:: Action item ::
Leaving all pictures aside, write out the records below precisely as given.

[Excerpts from an interface dataset]
------------------------------

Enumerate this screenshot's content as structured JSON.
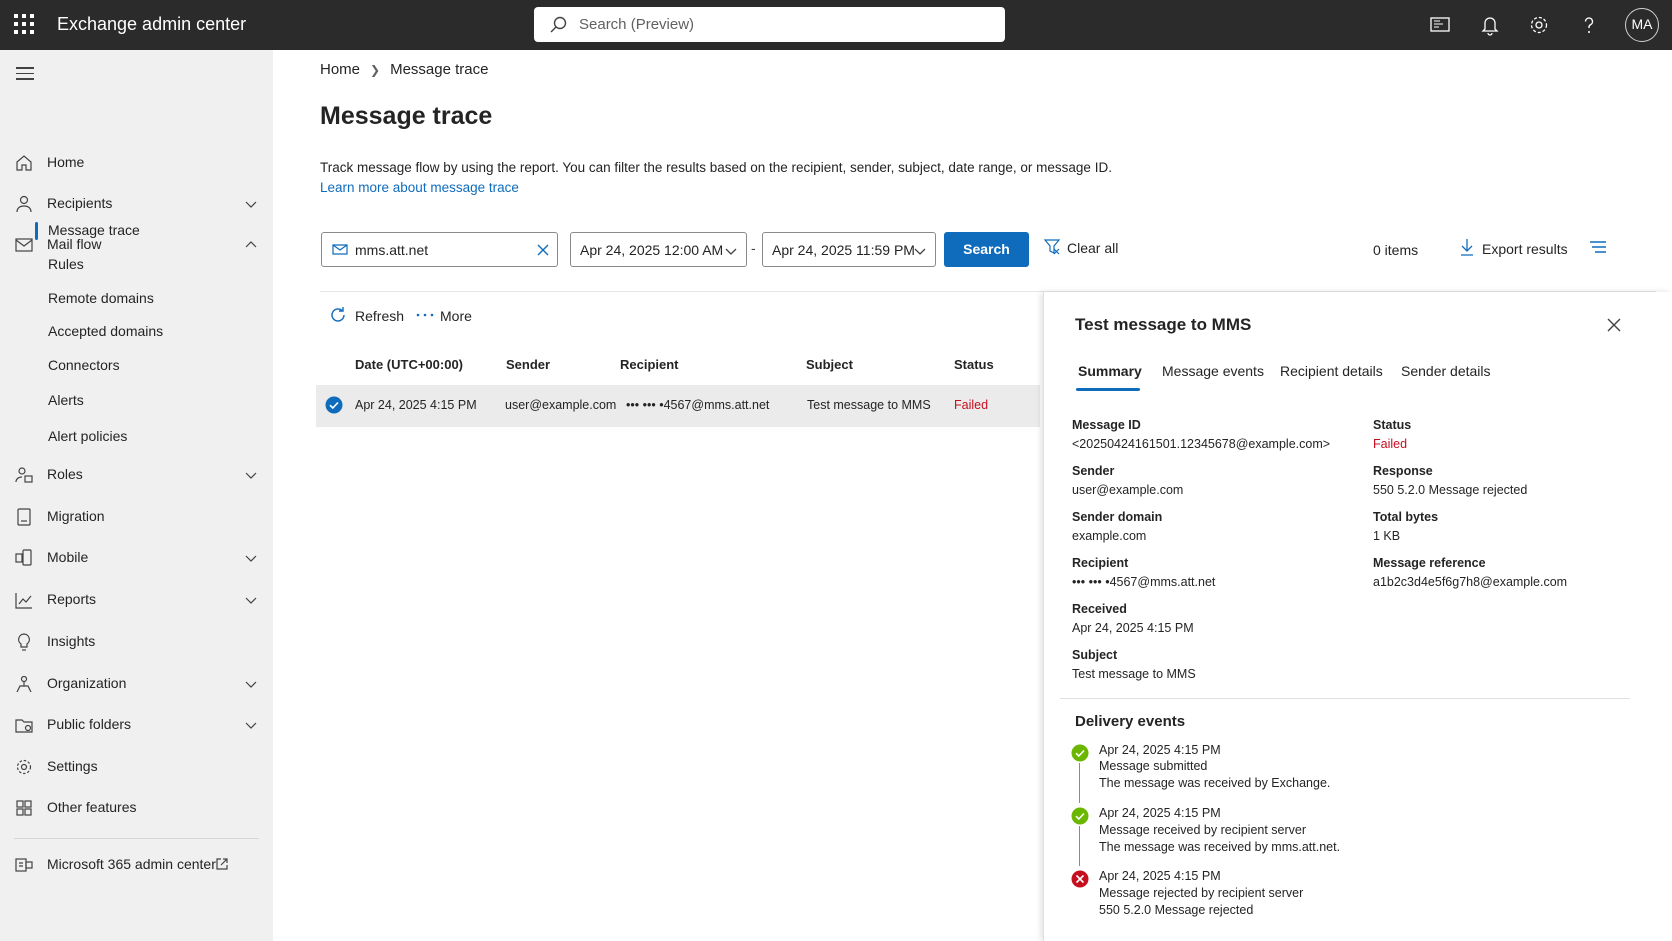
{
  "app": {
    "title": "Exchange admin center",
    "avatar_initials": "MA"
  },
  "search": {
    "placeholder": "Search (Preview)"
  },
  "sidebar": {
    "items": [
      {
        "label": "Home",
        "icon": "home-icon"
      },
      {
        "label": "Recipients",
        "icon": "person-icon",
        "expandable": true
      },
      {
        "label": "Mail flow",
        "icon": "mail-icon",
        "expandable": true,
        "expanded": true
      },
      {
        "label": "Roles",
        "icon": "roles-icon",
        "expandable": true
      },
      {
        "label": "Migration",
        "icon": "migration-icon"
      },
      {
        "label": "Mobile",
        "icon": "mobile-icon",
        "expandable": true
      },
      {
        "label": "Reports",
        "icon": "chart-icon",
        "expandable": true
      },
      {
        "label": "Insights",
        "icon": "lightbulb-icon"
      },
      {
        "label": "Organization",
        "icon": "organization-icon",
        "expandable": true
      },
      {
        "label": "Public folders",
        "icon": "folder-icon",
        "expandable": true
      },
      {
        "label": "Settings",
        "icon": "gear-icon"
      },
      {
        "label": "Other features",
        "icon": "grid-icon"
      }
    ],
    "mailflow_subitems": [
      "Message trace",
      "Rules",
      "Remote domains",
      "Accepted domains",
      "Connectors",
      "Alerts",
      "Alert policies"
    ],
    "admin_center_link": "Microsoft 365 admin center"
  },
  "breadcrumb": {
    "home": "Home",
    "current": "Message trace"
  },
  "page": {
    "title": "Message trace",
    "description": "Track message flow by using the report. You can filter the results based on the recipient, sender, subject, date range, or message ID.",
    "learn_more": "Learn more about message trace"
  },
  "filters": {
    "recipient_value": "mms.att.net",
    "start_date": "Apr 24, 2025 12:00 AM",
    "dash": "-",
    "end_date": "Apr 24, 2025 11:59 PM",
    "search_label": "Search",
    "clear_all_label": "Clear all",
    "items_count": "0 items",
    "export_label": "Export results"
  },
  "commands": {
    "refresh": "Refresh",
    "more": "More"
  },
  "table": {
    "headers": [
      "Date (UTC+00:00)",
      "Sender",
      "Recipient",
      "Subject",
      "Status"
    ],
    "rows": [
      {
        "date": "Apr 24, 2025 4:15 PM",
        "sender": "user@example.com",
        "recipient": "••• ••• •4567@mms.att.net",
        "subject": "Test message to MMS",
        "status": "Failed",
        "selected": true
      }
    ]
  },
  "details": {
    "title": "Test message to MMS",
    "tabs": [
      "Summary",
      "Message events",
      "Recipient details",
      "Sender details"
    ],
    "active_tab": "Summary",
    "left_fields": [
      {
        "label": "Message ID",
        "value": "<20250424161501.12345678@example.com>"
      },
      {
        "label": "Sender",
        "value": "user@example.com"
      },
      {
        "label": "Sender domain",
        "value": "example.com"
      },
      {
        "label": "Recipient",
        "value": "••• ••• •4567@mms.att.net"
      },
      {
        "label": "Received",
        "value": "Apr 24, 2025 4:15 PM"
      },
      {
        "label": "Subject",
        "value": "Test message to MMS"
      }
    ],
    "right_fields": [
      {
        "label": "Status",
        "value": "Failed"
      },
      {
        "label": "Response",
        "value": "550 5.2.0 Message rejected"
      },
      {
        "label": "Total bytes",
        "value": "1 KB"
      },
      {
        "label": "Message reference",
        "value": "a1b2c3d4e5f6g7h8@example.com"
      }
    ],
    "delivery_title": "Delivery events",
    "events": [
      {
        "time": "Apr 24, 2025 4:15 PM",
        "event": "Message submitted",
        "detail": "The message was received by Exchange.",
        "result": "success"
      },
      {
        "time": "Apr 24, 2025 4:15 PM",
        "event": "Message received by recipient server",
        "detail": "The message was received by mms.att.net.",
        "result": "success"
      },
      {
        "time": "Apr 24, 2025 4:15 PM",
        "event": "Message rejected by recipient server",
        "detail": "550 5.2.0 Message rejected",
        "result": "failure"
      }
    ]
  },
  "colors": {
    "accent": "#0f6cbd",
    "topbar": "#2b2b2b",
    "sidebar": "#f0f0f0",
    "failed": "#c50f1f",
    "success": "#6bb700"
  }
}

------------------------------

:: Solution ::
Enumerate this screenshot's content as structured JSON.
{
  "app": {
    "title": "Exchange admin center",
    "avatar_initials": "MA"
  },
  "search": {
    "placeholder": "Search (Preview)"
  },
  "sidebar": {
    "items": [
      {
        "label": "Home",
        "icon": "home-icon"
      },
      {
        "label": "Recipients",
        "icon": "person-icon",
        "expandable": true
      },
      {
        "label": "Mail flow",
        "icon": "mail-icon",
        "expandable": true,
        "expanded": true
      },
      {
        "label": "Roles",
        "icon": "roles-icon",
        "expandable": true
      },
      {
        "label": "Migration",
        "icon": "migration-icon"
      },
      {
        "label": "Mobile",
        "icon": "mobile-icon",
        "expandable": true
      },
      {
        "label": "Reports",
        "icon": "chart-icon",
        "expandable": true
      },
      {
        "label": "Insights",
        "icon": "lightbulb-icon"
      },
      {
        "label": "Organization",
        "icon": "organization-icon",
        "expandable": true
      },
      {
        "label": "Public folders",
        "icon": "folder-icon",
        "expandable": true
      },
      {
        "label": "Settings",
        "icon": "gear-icon"
      },
      {
        "label": "Other features",
        "icon": "grid-icon"
      }
    ],
    "mailflow_subitems": [
      "Message trace",
      "Rules",
      "Remote domains",
      "Accepted domains",
      "Connectors",
      "Alerts",
      "Alert policies"
    ],
    "admin_center_link": "Microsoft 365 admin center"
  },
  "breadcrumb": {
    "home": "Home",
    "current": "Message trace"
  },
  "page": {
    "title": "Message trace",
    "description": "Track message flow by using the report. You can filter the results based on the recipient, sender, subject, date range, or message ID.",
    "learn_more": "Learn more about message trace"
  },
  "filters": {
    "recipient_value": "mms.att.net",
    "start_date": "Apr 24, 2025 12:00 AM",
    "dash": "-",
    "end_date": "Apr 24, 2025 11:59 PM",
    "search_label": "Search",
    "clear_all_label": "Clear all",
    "items_count": "0 items",
    "export_label": "Export results"
  },
  "commands": {
    "refresh": "Refresh",
    "more": "More"
  },
  "table": {
    "headers": [
      "Date (UTC+00:00)",
      "Sender",
      "Recipient",
      "Subject",
      "Status"
    ],
    "rows": [
      {
        "date": "Apr 24, 2025 4:15 PM",
        "sender": "user@example.com",
        "recipient": "••• ••• •4567@mms.att.net",
        "subject": "Test message to MMS",
        "status": "Failed",
        "selected": true
      }
    ]
  },
  "details": {
    "title": "Test message to MMS",
    "tabs": [
      "Summary",
      "Message events",
      "Recipient details",
      "Sender details"
    ],
    "active_tab": "Summary",
    "left_fields": [
      {
        "label": "Message ID",
        "value": "<20250424161501.12345678@example.com>"
      },
      {
        "label": "Sender",
        "value": "user@example.com"
      },
      {
        "label": "Sender domain",
        "value": "example.com"
      },
      {
        "label": "Recipient",
        "value": "••• ••• •4567@mms.att.net"
      },
      {
        "label": "Received",
        "value": "Apr 24, 2025 4:15 PM"
      },
      {
        "label": "Subject",
        "value": "Test message to MMS"
      }
    ],
    "right_fields": [
      {
        "label": "Status",
        "value": "Failed"
      },
      {
        "label": "Response",
        "value": "550 5.2.0 Message rejected"
      },
      {
        "label": "Total bytes",
        "value": "1 KB"
      },
      {
        "label": "Message reference",
        "value": "a1b2c3d4e5f6g7h8@example.com"
      }
    ],
    "delivery_title": "Delivery events",
    "events": [
      {
        "time": "Apr 24, 2025 4:15 PM",
        "event": "Message submitted",
        "detail": "The message was received by Exchange.",
        "result": "success"
      },
      {
        "time": "Apr 24, 2025 4:15 PM",
        "event": "Message received by recipient server",
        "detail": "The message was received by mms.att.net.",
        "result": "success"
      },
      {
        "time": "Apr 24, 2025 4:15 PM",
        "event": "Message rejected by recipient server",
        "detail": "550 5.2.0 Message rejected",
        "result": "failure"
      }
    ]
  },
  "colors": {
    "accent": "#0f6cbd",
    "topbar": "#2b2b2b",
    "sidebar": "#f0f0f0",
    "failed": "#c50f1f",
    "success": "#6bb700"
  }
}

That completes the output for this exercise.